So that's the huge change. How can you give advice that will help the user searching for something? How can you help them solve that problem?
Some tactical approaches a website owner can do.
One of the things that we noticed as we were looking at sites, and this is a change that's happened fairly recently, is that Google still likes long content. A post that's 1500 words is still effective optimization to get to the top of the page. But what's really changed in the algorithm is as they're going more to indexing mobile sites versus desktop sites, it appears that having an advice focused blog is even more of a ranking factor. And the magic number for posts looks like it's about two per week or more.
And then something else we've noticed is tabbed content. In the past when Google is looking at desktop sites, if they see tabbed content it would almost be as if that was hidden from the user, and it appeared as if Google devalued tabbed content.

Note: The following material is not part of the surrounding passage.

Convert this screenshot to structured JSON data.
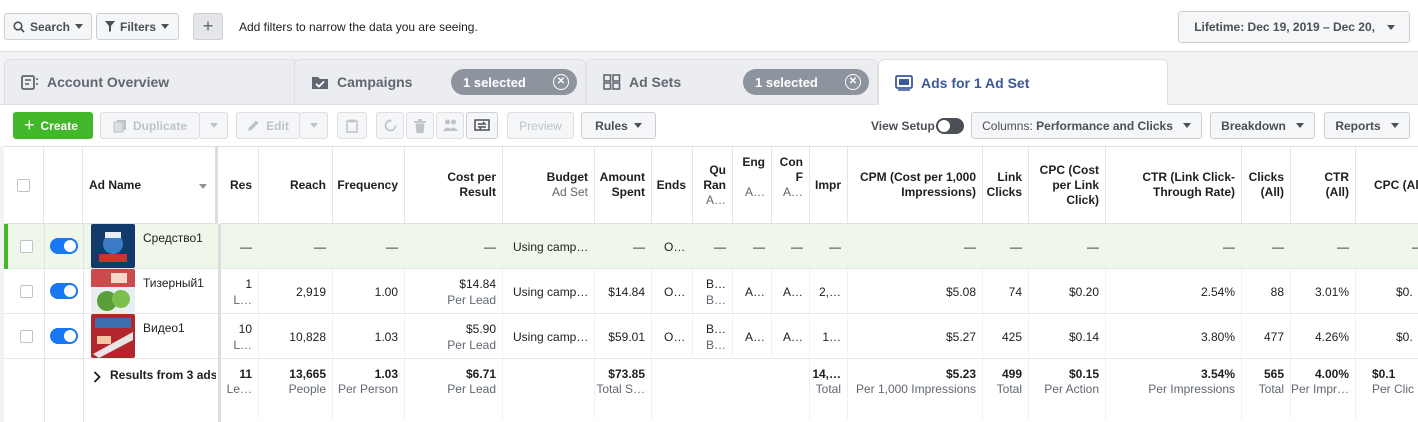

So while Google was indexing the tabbed content my hypothesis was that they didn't give as much value to tabbed content. And they've been saying for quite a while that when they switched over to indexing mobile because with mobile it makes sense to tab your content because you don't want to fill the screen with text, that they would start valuing tabbed content. And they've been saying that since last year. From what I'm seeing, they've only started doing that very recently. So all of a sudden tabbed content becomes very good SEO strategy whereas three, four months ago it wasn't.
SEO Artificial Intelligence and Machine Learning
The Google algorithm is now specific to individual keyword queries. So Google, and with the massive amount of information they are capturing, discovers that a specific factor seems to lead to a positive visitor response to a query – it may be giving this factor more rank. People are speculating that even the engineers within Google don't really know everything that the algorithm is doing because it's machine learning for specific queries.
Back to the dress designer. If you want to rank highly for the term mermaid prom dresses, you can have a page that doesn't mention the term mermaid prom dresses, but it's about prom dresses and dresses that flatter the figure. Google might decide this is the best answer for a query about mermaid prom dresses.
So Google’s getting smart enough to know what you're asking for without you specifically asking.
SEO: Text & Images
The Google algorithm isn't very good at interpreting images. What they can do is see how people are responding to pages that have images. But at this point, the Google algorithm is still best able to read text. So I would say text has become more important, and content in the context of providing a good user experience.
So when you're building a website, I think the first thing you still want to do is look at a good user experience. You want to have pages that are attracting people – that people stay on – that they click through and stay for a long time, and then come back, and view your content again. But text is awfully important in content.
Conclusion: What can a small business do tomorrow?
My key piece of advice would be when you're building your website remember that content is either king or maybe now the emperor. And how does your website do the best job at responding to a specific query, that somebody is putting into the Google search engine.
Advice versus puffery.
Interviewed by Gary Ricke on 18 March 2018
At Orbis, we’re helping small businesses with SEO by using audio driven content marketing. Get in touch with us and we’ll bring a creative team – an SEO expert, Photographer, Writer and Designer and build you a website in record time that ranks with easy to produce, ongoing content.